** Opening Dataset records block **

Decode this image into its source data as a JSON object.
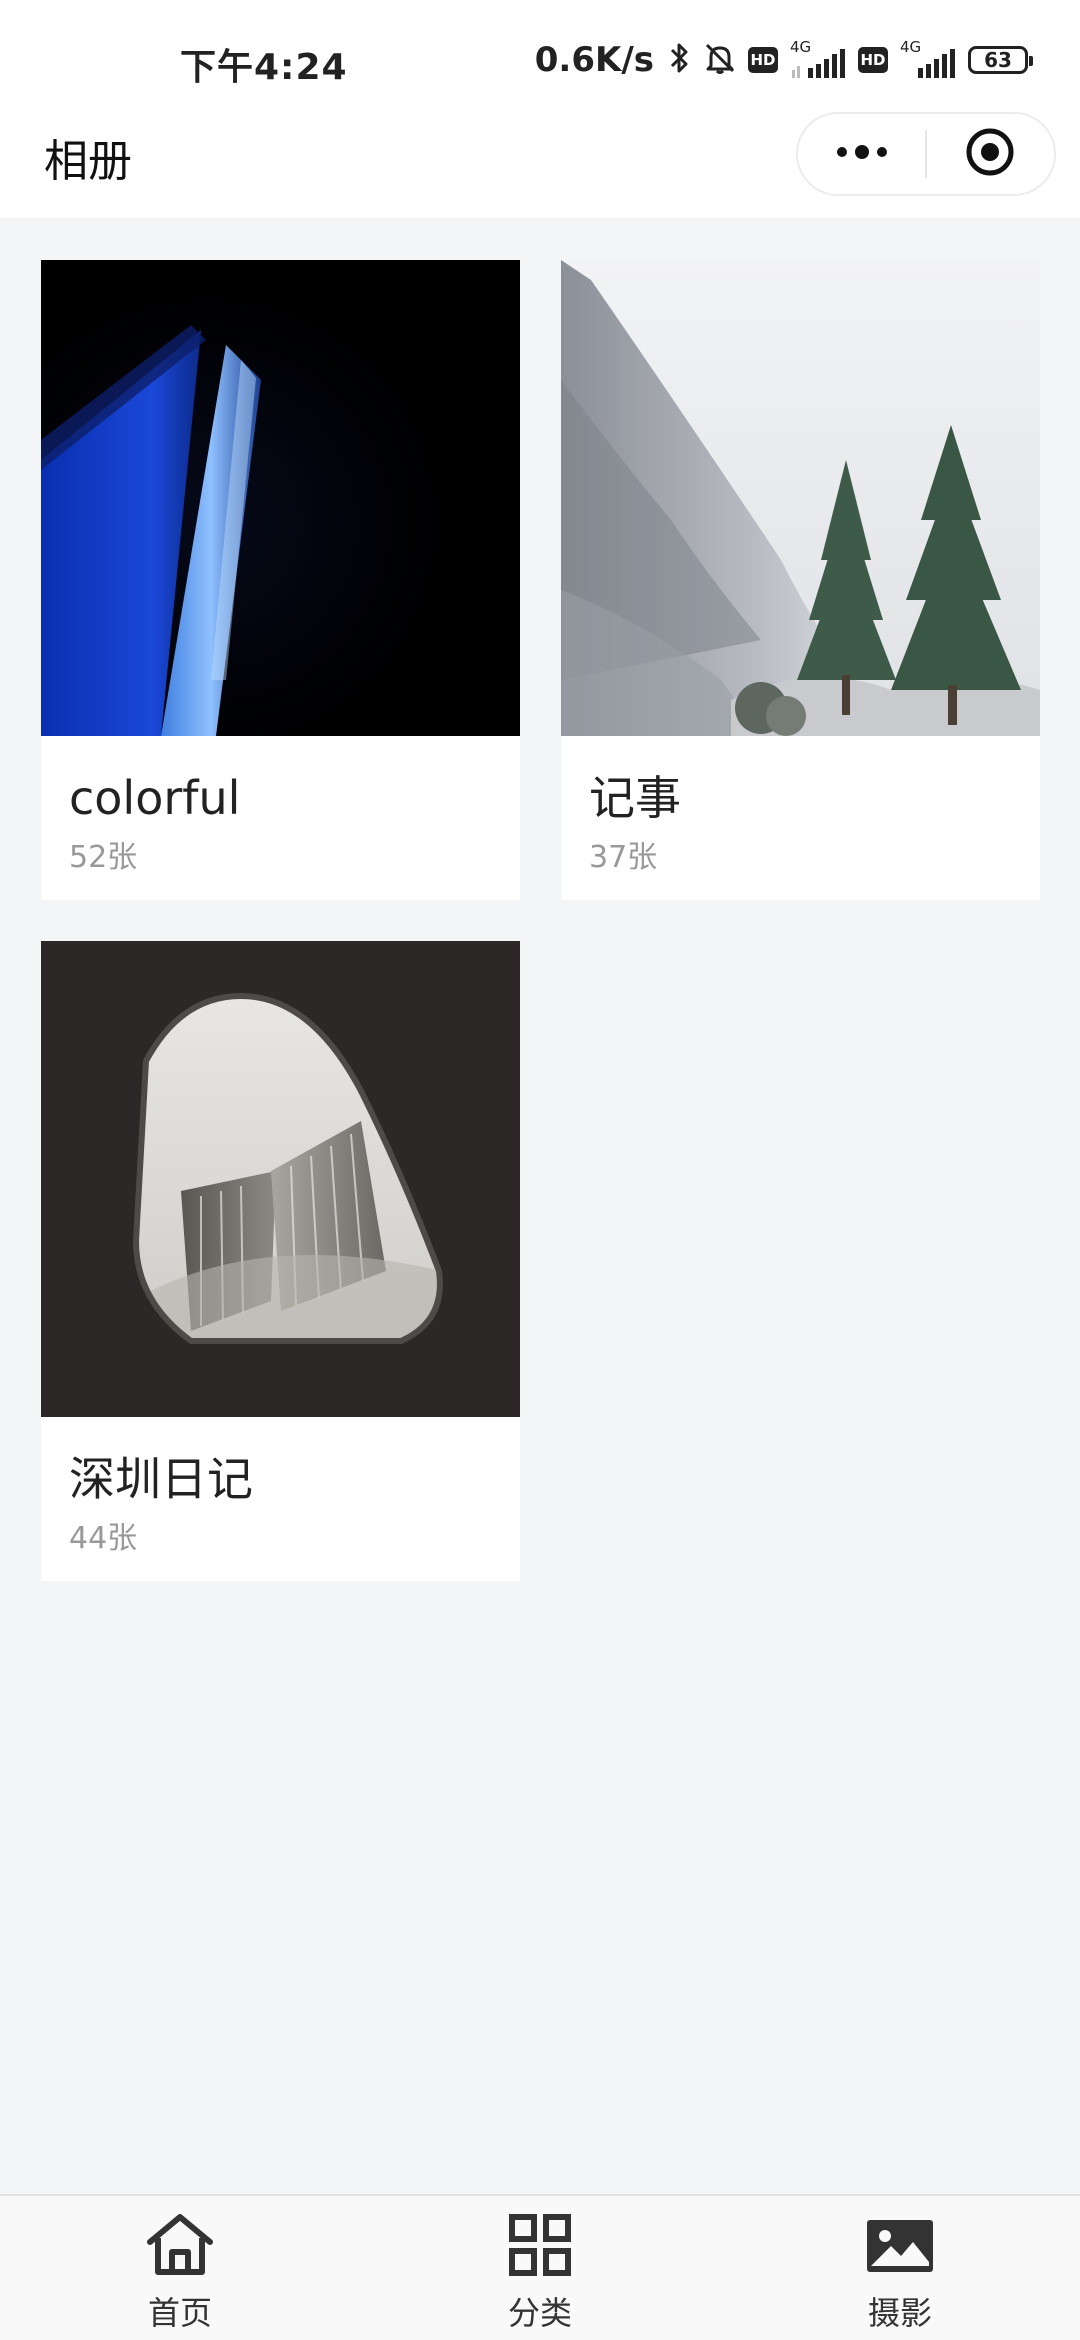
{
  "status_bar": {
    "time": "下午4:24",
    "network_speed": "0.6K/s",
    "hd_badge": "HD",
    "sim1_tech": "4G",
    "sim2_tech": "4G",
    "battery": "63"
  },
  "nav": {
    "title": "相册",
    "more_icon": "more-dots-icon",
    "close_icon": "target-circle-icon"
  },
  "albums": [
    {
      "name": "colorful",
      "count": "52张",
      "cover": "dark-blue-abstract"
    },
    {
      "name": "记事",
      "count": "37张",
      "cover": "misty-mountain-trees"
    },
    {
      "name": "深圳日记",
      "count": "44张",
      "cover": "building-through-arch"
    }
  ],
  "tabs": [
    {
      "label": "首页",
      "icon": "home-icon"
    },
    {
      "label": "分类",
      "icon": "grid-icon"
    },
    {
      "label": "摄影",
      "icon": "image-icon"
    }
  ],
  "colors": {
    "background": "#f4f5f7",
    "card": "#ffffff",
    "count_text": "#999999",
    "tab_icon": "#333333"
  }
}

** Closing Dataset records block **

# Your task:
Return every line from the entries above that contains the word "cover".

# Result:
      "cover": "dark-blue-abstract"
      "cover": "misty-mountain-trees"
      "cover": "building-through-arch"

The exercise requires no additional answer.